-- WORK REQUIRED --
For the records that follow, give the number of lines containing the word "player", with no added text.

===== STORED DATA =====

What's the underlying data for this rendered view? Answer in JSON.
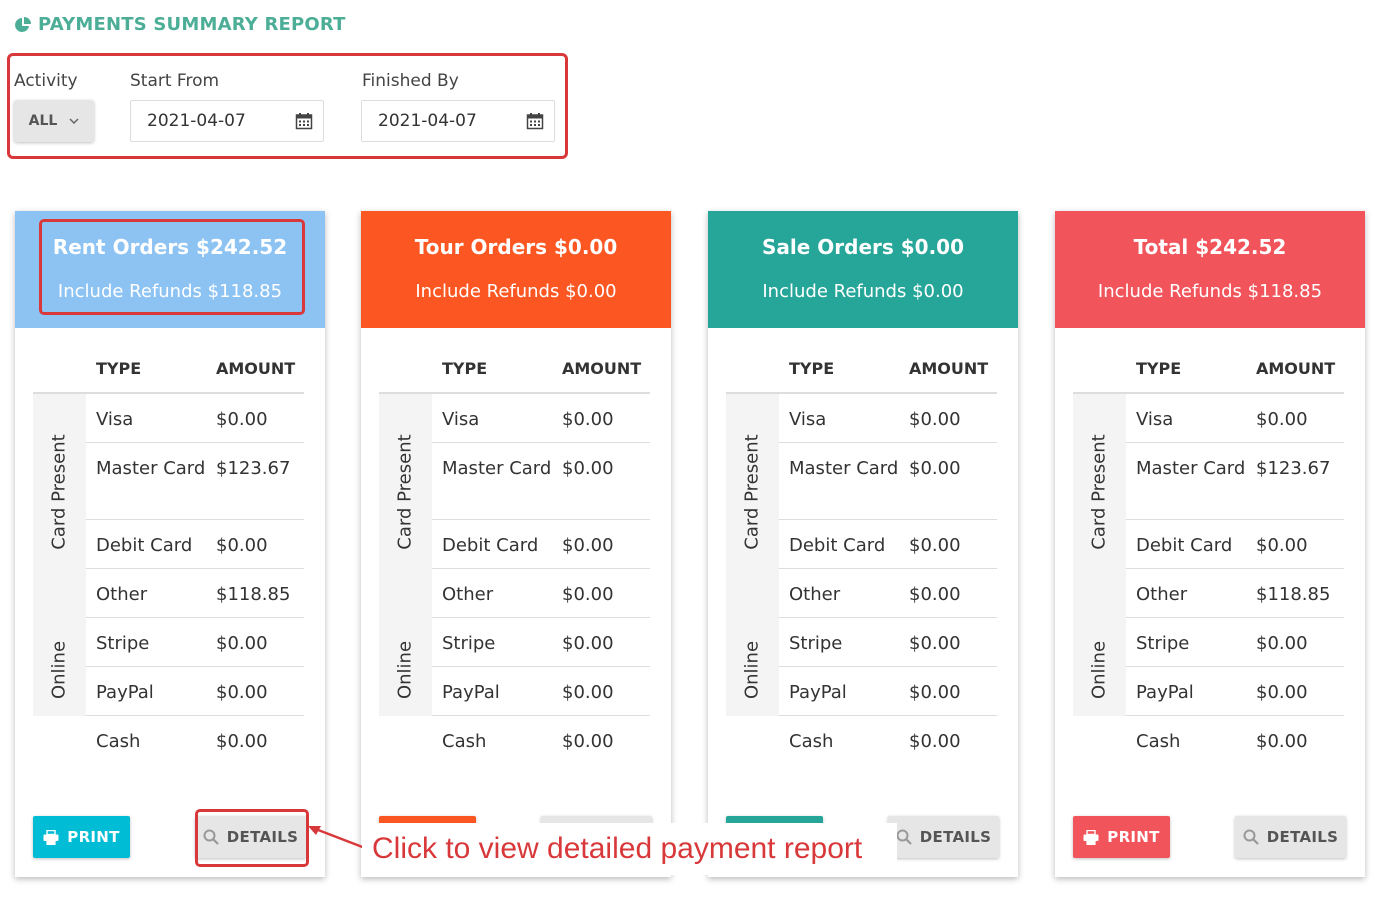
{
  "page": {
    "title": "PAYMENTS SUMMARY REPORT"
  },
  "filters": {
    "activity_label": "Activity",
    "activity_value": "ALL",
    "start_label": "Start From",
    "start_value": "2021-04-07",
    "finish_label": "Finished By",
    "finish_value": "2021-04-07"
  },
  "table_headers": {
    "type": "TYPE",
    "amount": "AMOUNT"
  },
  "groups": {
    "card_present": "Card Present",
    "online": "Online"
  },
  "buttons": {
    "print": "PRINT",
    "details": "DETAILS"
  },
  "cards": [
    {
      "title": "Rent Orders $242.52",
      "subtitle": "Include Refunds $118.85",
      "color": "#8cc3f3",
      "rows": [
        {
          "type": "Visa",
          "amount": "$0.00"
        },
        {
          "type": "Master Card",
          "amount": "$123.67"
        },
        {
          "type": "Debit Card",
          "amount": "$0.00"
        },
        {
          "type": "Other",
          "amount": "$118.85"
        },
        {
          "type": "Stripe",
          "amount": "$0.00"
        },
        {
          "type": "PayPal",
          "amount": "$0.00"
        },
        {
          "type": "Cash",
          "amount": "$0.00"
        }
      ]
    },
    {
      "title": "Tour Orders $0.00",
      "subtitle": "Include Refunds $0.00",
      "color": "#fc5722",
      "rows": [
        {
          "type": "Visa",
          "amount": "$0.00"
        },
        {
          "type": "Master Card",
          "amount": "$0.00"
        },
        {
          "type": "Debit Card",
          "amount": "$0.00"
        },
        {
          "type": "Other",
          "amount": "$0.00"
        },
        {
          "type": "Stripe",
          "amount": "$0.00"
        },
        {
          "type": "PayPal",
          "amount": "$0.00"
        },
        {
          "type": "Cash",
          "amount": "$0.00"
        }
      ]
    },
    {
      "title": "Sale Orders $0.00",
      "subtitle": "Include Refunds $0.00",
      "color": "#26a699",
      "rows": [
        {
          "type": "Visa",
          "amount": "$0.00"
        },
        {
          "type": "Master Card",
          "amount": "$0.00"
        },
        {
          "type": "Debit Card",
          "amount": "$0.00"
        },
        {
          "type": "Other",
          "amount": "$0.00"
        },
        {
          "type": "Stripe",
          "amount": "$0.00"
        },
        {
          "type": "PayPal",
          "amount": "$0.00"
        },
        {
          "type": "Cash",
          "amount": "$0.00"
        }
      ]
    },
    {
      "title": "Total $242.52",
      "subtitle": "Include Refunds $118.85",
      "color": "#f2545b",
      "rows": [
        {
          "type": "Visa",
          "amount": "$0.00"
        },
        {
          "type": "Master Card",
          "amount": "$123.67"
        },
        {
          "type": "Debit Card",
          "amount": "$0.00"
        },
        {
          "type": "Other",
          "amount": "$118.85"
        },
        {
          "type": "Stripe",
          "amount": "$0.00"
        },
        {
          "type": "PayPal",
          "amount": "$0.00"
        },
        {
          "type": "Cash",
          "amount": "$0.00"
        }
      ]
    }
  ],
  "print_button_colors": [
    "#00bcd4",
    "#fc5722",
    "#26a699",
    "#f2545b"
  ],
  "annotation": {
    "text": "Click to view detailed payment report",
    "color": "#d9383a"
  }
}
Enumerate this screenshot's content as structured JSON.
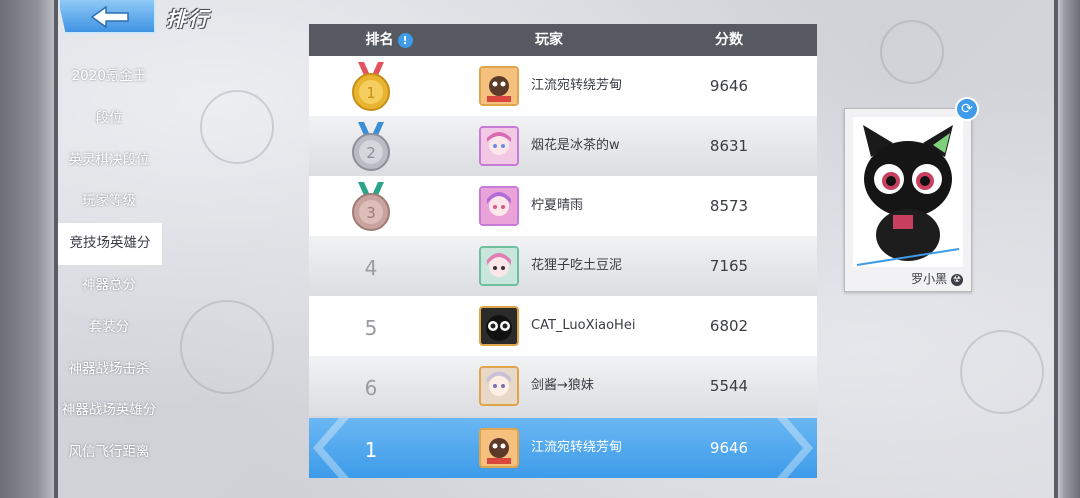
{
  "header": {
    "title": "排行",
    "back_icon": "back-arrow-icon"
  },
  "sidebar": {
    "items": [
      {
        "label": "2020氪金王",
        "active": false
      },
      {
        "label": "段位",
        "active": false
      },
      {
        "label": "英灵棋决段位",
        "active": false
      },
      {
        "label": "玩家等级",
        "active": false
      },
      {
        "label": "竞技场英雄分",
        "active": true
      },
      {
        "label": "神器总分",
        "active": false
      },
      {
        "label": "套装分",
        "active": false
      },
      {
        "label": "神器战场击杀",
        "active": false
      },
      {
        "label": "神器战场英雄分",
        "active": false
      },
      {
        "label": "风信飞行距离",
        "active": false
      }
    ]
  },
  "table": {
    "headers": {
      "rank": "排名",
      "player": "玩家",
      "score": "分数"
    },
    "rows": [
      {
        "rank": "1",
        "medal": "gold",
        "player": "江流宛转绕芳甸",
        "score": "9646"
      },
      {
        "rank": "2",
        "medal": "silver",
        "player": "烟花是冰茶的w",
        "score": "8631"
      },
      {
        "rank": "3",
        "medal": "bronze",
        "player": "柠夏晴雨",
        "score": "8573"
      },
      {
        "rank": "4",
        "medal": "",
        "player": "花狸子吃土豆泥",
        "score": "7165"
      },
      {
        "rank": "5",
        "medal": "",
        "player": "CAT_LuoXiaoHei",
        "score": "6802"
      },
      {
        "rank": "6",
        "medal": "",
        "player": "剑酱→狼妹",
        "score": "5544"
      }
    ],
    "self_row": {
      "rank": "1",
      "player": "江流宛转绕芳甸",
      "score": "9646"
    }
  },
  "profile": {
    "name": "罗小黑",
    "refresh_icon": "refresh-icon",
    "badge_icon": "radiation-icon"
  },
  "colors": {
    "accent": "#3d9be9",
    "header_bg": "#565960",
    "gold": "#e9b530",
    "silver": "#b9bcc4",
    "bronze": "#c9a49e"
  }
}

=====

-- EXPECTED ANSWER --
8